• **YOUR OBJECTIVE**
Pull every line with "that" from the data.
··· AVAILABLE DATA ···
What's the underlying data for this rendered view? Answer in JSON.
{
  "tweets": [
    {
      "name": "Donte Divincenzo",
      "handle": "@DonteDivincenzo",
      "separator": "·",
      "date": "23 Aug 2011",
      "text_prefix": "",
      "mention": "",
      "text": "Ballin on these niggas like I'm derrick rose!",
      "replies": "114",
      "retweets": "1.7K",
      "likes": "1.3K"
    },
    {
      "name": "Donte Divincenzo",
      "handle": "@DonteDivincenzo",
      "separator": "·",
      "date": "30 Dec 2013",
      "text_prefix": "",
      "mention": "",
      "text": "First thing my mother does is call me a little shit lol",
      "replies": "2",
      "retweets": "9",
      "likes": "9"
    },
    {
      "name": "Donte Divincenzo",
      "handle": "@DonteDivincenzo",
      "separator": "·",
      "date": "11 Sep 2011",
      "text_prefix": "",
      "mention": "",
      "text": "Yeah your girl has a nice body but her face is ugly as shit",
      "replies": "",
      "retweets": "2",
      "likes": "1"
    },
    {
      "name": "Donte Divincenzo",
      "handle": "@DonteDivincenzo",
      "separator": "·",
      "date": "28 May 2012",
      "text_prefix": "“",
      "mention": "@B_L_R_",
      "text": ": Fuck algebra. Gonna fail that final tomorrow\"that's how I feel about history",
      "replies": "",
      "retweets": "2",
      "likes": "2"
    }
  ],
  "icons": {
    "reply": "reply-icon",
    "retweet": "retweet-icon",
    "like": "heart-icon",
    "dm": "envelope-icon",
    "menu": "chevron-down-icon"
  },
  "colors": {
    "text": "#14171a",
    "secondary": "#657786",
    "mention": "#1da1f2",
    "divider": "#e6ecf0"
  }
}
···
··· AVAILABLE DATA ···
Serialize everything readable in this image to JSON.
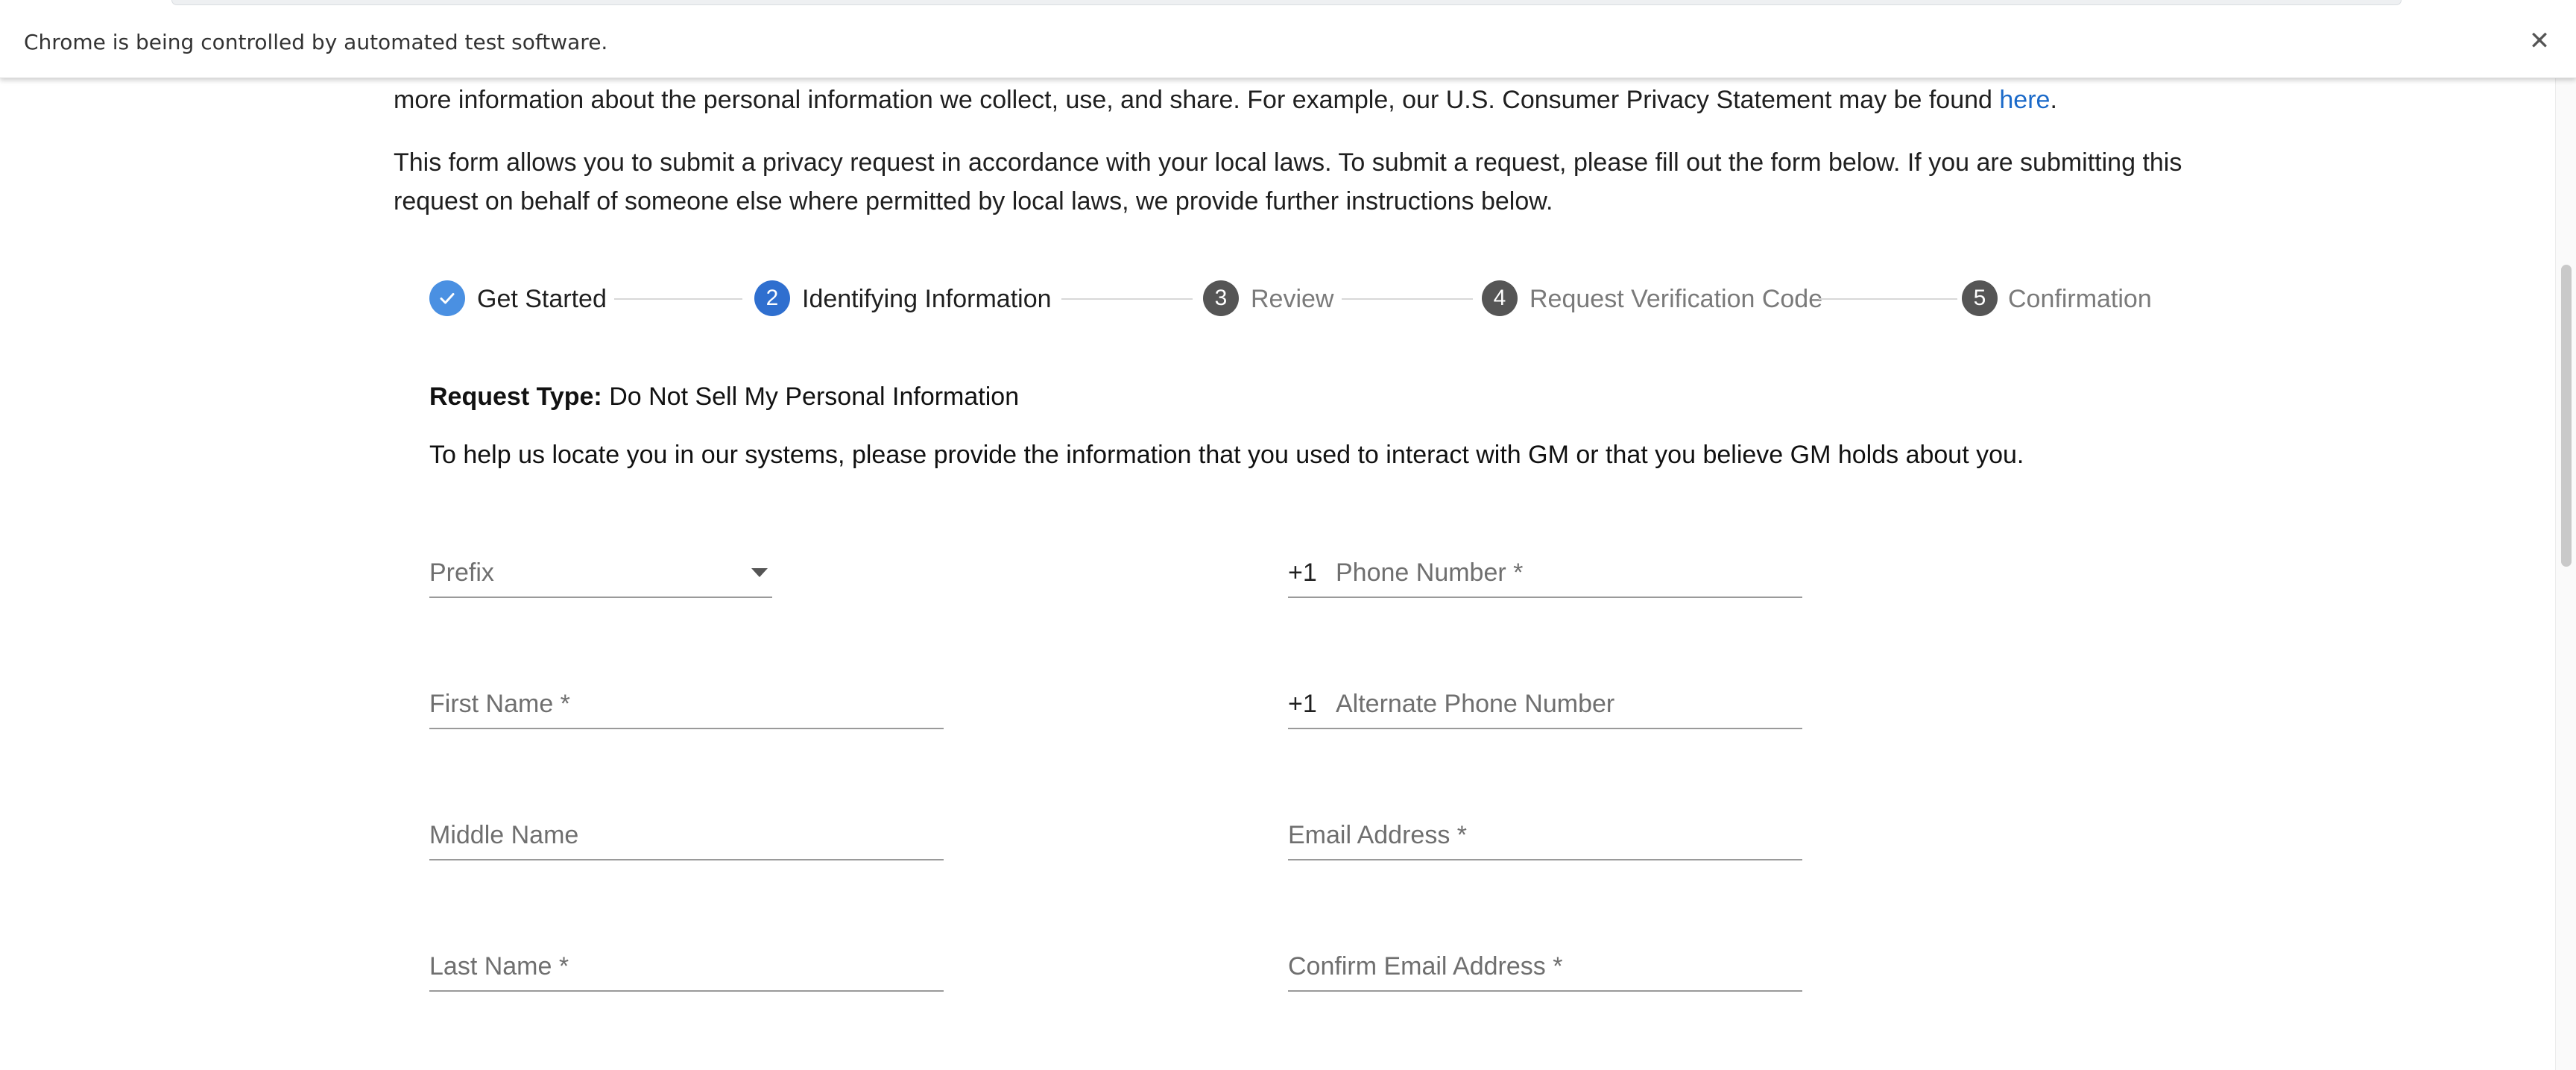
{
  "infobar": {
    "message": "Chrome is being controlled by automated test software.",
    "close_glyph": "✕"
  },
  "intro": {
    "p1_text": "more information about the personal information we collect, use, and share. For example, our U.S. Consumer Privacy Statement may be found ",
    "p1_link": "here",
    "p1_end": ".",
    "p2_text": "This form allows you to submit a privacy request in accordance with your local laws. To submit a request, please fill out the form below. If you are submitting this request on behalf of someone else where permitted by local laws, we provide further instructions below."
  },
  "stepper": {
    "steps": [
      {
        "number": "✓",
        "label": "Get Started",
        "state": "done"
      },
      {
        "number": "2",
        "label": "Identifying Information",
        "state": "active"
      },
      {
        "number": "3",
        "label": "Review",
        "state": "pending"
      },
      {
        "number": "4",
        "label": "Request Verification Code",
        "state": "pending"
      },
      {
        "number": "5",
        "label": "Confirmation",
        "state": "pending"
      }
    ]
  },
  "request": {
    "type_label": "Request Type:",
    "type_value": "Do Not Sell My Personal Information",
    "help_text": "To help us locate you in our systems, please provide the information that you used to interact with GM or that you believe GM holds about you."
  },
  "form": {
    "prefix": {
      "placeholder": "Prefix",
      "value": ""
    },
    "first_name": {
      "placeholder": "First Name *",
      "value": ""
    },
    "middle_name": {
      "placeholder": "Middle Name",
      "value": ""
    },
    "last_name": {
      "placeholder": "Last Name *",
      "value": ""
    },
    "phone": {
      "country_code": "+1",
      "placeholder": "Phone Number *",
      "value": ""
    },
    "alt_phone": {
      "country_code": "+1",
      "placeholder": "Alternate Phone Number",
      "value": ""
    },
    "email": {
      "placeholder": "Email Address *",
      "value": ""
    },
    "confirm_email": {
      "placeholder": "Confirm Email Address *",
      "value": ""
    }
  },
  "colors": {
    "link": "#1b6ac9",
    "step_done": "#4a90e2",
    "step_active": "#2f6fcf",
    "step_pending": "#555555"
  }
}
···
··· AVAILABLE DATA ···
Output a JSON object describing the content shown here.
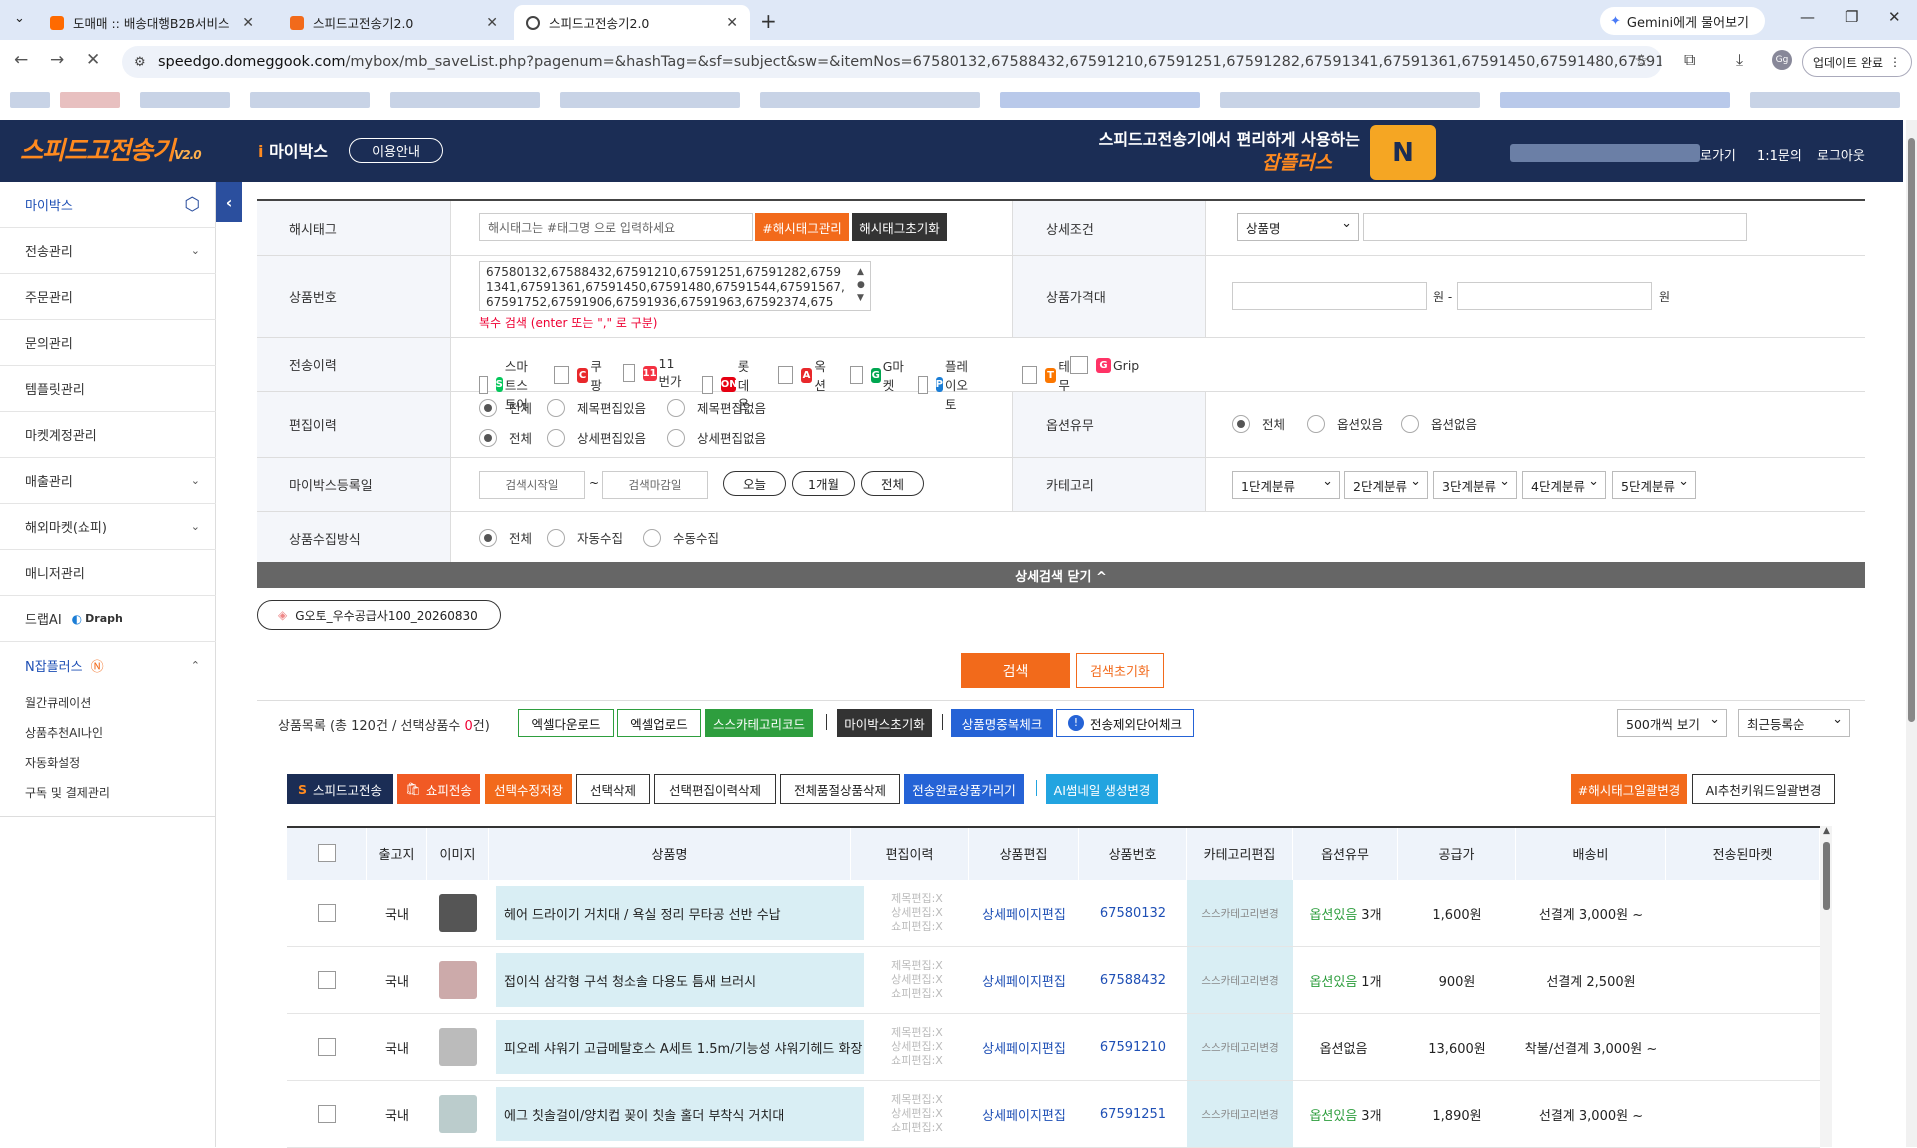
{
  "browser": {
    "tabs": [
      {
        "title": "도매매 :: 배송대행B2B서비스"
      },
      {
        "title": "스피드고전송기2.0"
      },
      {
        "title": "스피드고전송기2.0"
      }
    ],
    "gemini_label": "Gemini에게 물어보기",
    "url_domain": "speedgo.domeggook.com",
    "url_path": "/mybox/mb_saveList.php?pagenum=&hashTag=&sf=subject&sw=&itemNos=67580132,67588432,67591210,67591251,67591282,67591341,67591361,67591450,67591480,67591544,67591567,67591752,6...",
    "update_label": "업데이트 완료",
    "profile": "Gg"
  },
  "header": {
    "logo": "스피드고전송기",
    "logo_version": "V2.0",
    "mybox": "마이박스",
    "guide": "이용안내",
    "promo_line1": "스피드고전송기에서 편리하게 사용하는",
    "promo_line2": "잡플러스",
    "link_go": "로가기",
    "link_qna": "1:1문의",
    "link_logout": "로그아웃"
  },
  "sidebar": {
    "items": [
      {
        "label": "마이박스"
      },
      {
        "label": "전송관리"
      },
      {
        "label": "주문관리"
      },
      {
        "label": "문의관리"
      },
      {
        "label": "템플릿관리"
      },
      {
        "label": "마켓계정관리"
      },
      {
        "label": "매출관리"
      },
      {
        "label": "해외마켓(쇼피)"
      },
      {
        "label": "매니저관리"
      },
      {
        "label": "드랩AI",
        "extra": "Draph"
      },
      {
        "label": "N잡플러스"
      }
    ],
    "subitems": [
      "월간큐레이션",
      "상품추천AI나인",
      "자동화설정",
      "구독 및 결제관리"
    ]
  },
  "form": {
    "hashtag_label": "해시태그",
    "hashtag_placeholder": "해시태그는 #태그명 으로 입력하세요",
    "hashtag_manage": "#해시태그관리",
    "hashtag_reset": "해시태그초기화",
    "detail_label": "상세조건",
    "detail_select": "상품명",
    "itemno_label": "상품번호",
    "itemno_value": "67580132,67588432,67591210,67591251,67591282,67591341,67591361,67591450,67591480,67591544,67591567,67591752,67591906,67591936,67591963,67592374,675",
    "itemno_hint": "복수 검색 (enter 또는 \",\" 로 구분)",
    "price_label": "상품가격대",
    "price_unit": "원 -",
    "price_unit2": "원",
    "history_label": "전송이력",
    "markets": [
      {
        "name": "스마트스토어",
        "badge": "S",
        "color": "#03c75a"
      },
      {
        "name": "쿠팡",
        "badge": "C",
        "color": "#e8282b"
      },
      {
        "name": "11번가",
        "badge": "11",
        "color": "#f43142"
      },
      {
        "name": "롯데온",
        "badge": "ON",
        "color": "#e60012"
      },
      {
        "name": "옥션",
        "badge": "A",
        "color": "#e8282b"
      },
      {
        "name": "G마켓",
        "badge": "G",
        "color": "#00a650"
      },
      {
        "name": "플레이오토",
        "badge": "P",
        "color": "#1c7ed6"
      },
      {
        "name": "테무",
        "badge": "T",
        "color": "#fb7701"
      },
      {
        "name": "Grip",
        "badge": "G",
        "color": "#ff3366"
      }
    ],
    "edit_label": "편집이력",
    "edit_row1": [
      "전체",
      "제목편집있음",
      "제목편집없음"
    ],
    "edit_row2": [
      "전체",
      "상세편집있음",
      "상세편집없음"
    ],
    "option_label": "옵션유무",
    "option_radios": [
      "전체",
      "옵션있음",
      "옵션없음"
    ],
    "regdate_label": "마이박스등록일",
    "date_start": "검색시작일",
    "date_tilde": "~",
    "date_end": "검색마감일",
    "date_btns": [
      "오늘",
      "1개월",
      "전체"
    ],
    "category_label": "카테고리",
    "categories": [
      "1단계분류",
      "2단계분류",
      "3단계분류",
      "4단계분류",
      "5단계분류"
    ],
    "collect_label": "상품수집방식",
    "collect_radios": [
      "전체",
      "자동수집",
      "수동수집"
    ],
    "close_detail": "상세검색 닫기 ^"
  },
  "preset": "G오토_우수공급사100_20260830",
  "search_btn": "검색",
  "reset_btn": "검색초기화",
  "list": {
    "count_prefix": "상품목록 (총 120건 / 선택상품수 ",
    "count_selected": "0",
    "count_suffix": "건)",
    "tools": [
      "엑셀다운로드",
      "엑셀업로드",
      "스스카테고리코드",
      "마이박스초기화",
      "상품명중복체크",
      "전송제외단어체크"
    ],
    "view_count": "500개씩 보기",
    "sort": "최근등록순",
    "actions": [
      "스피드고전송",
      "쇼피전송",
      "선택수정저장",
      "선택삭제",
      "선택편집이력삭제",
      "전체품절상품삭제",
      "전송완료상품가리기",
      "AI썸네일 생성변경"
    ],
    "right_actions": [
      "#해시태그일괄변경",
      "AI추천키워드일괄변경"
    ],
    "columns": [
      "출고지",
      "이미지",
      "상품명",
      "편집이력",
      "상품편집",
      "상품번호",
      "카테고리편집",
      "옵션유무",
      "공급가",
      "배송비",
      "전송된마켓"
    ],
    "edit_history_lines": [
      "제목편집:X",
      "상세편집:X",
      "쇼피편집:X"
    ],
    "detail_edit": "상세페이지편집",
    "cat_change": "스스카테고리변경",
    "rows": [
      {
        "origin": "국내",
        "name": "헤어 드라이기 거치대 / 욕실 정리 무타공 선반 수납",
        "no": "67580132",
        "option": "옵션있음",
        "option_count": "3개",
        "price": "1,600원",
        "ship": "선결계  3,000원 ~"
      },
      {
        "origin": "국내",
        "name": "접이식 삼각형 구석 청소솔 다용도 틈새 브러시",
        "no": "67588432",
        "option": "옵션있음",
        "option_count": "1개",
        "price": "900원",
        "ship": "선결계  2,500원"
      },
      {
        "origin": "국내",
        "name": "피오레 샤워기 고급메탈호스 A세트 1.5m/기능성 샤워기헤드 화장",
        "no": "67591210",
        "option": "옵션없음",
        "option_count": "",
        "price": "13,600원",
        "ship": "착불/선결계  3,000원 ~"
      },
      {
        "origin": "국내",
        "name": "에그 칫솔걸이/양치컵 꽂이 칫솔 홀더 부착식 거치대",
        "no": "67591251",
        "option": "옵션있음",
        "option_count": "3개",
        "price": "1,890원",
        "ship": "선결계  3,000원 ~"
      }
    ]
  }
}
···
• **RESPONSE AREA**
      "text": ": Fuck algebra. Gonna fail that final tomorrow\"that's how I feel about history",
    "help_text": "To help us locate you in our systems, please provide the information that you used to interact with GM or that you believe GM holds about you."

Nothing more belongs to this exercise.